The presence of the dead human body for visitation and funeral services provides a focal point for all of the changes -- social, emotional, spiritual and practical -- that a funeral service seeks to observe. In a sense, the best way to deal with a death is by dealing with the dead -- confronting the loss, honoring the memory, addressing the religious and spiritual beliefs and disposing of the dead body properly. For some families, the presence of the dead body is too painful to confront while for others, a funeral without the body present seems like the commemorative equivalent of having a baptism without the baby or a wedding without the bride. It lacks an essential witness. It is important for each family to make a decision that suits them best. In the name of convenience and cost efficiency, many people have felt that if they simply "disappear" the dead, they can avoid expenses and difficult emotions. But for most grieving people, going through, rather than around the difficult realities is most helpful and most healing.
From my own point of view:
I have observed a growing trend of funeral avoidance in our culture. People want their dead to disappear quickly by cremation and they are holding memorial services. I have considered their motivations. For some it appears to be from a cost perspective. But for many, I think they feel that their loss may be easier to bear if they do not go through the ritual. But like Mr. Lynch writes, "...for most grieving people, going through, rather than around the difficult realities is most helpful and most healing." We plan and prepare for the birth of children, graduations, weddings, and other milestones including retirement with much anticipation and often at considerable expense. Have you priced weddings lately? And half of them end in divorce! So why don't we put more planning and preparation into the final celebration of an entire life lived? You do not have to have a religious ceremony, and it does not need to be a "cookie cutter" funeral sermon number 1, 2, or 3. Whether you plan in advance or wait until the last minute, you have choices. Exercise them. It is much easier when you plan in advance.

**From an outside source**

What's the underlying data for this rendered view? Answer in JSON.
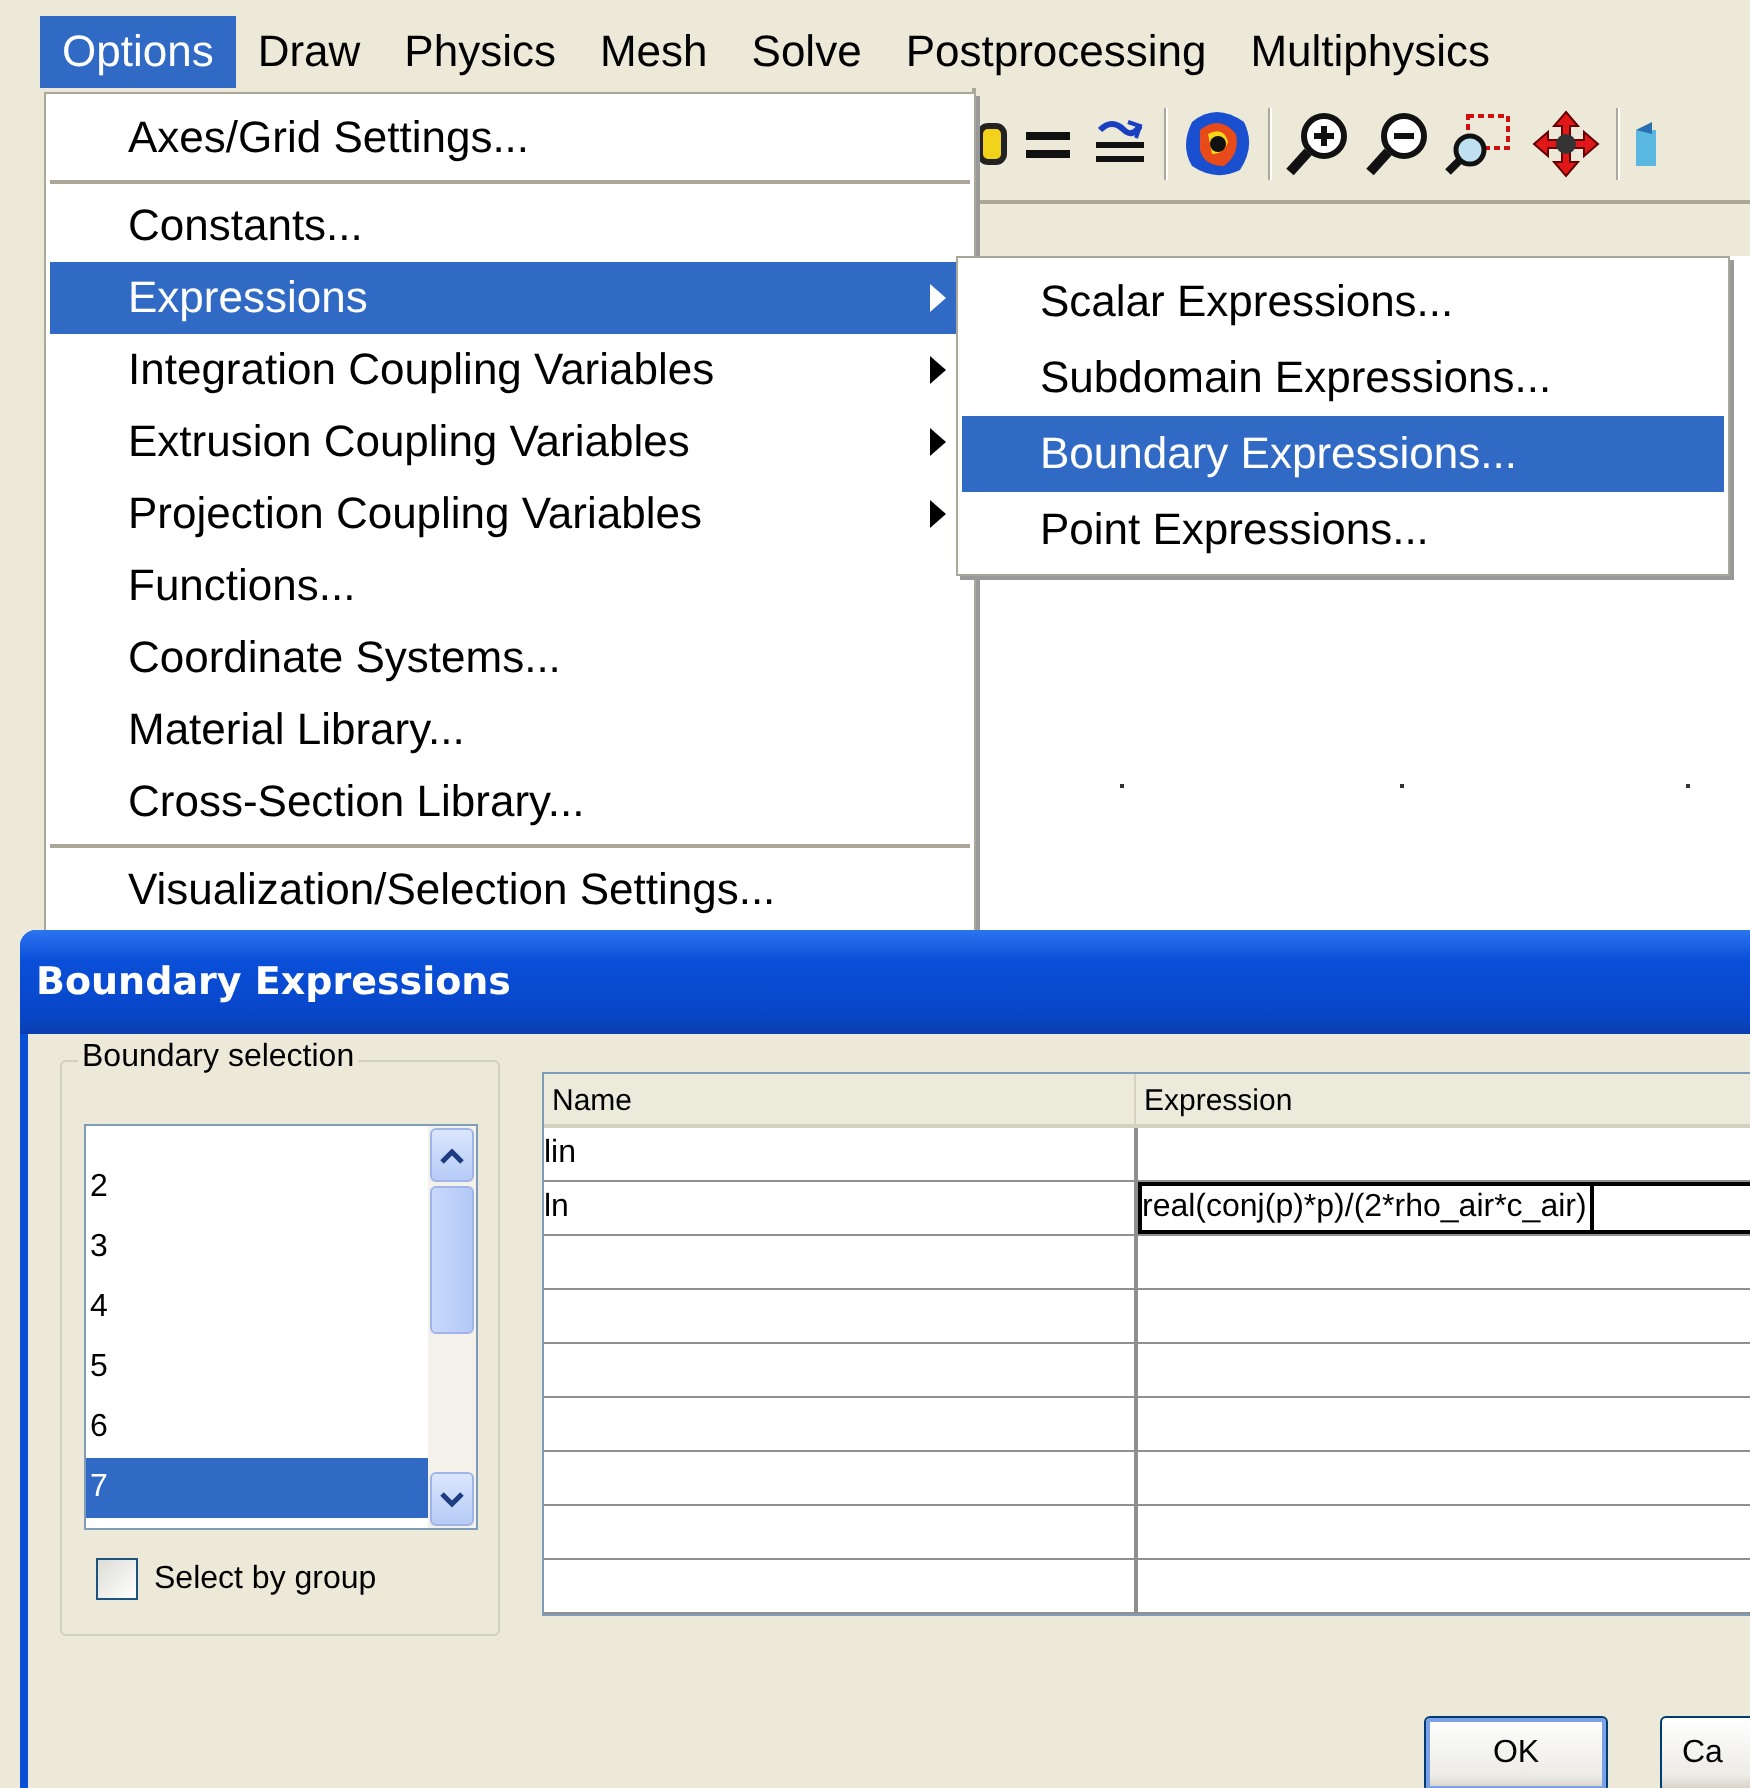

But find a funeral home that will work with you to make the ritual of your "last goodbye" meaningful and personal so that you or your surviving family can begin this transition most effectively and with the least amount of stress possible. There is value in the ritual.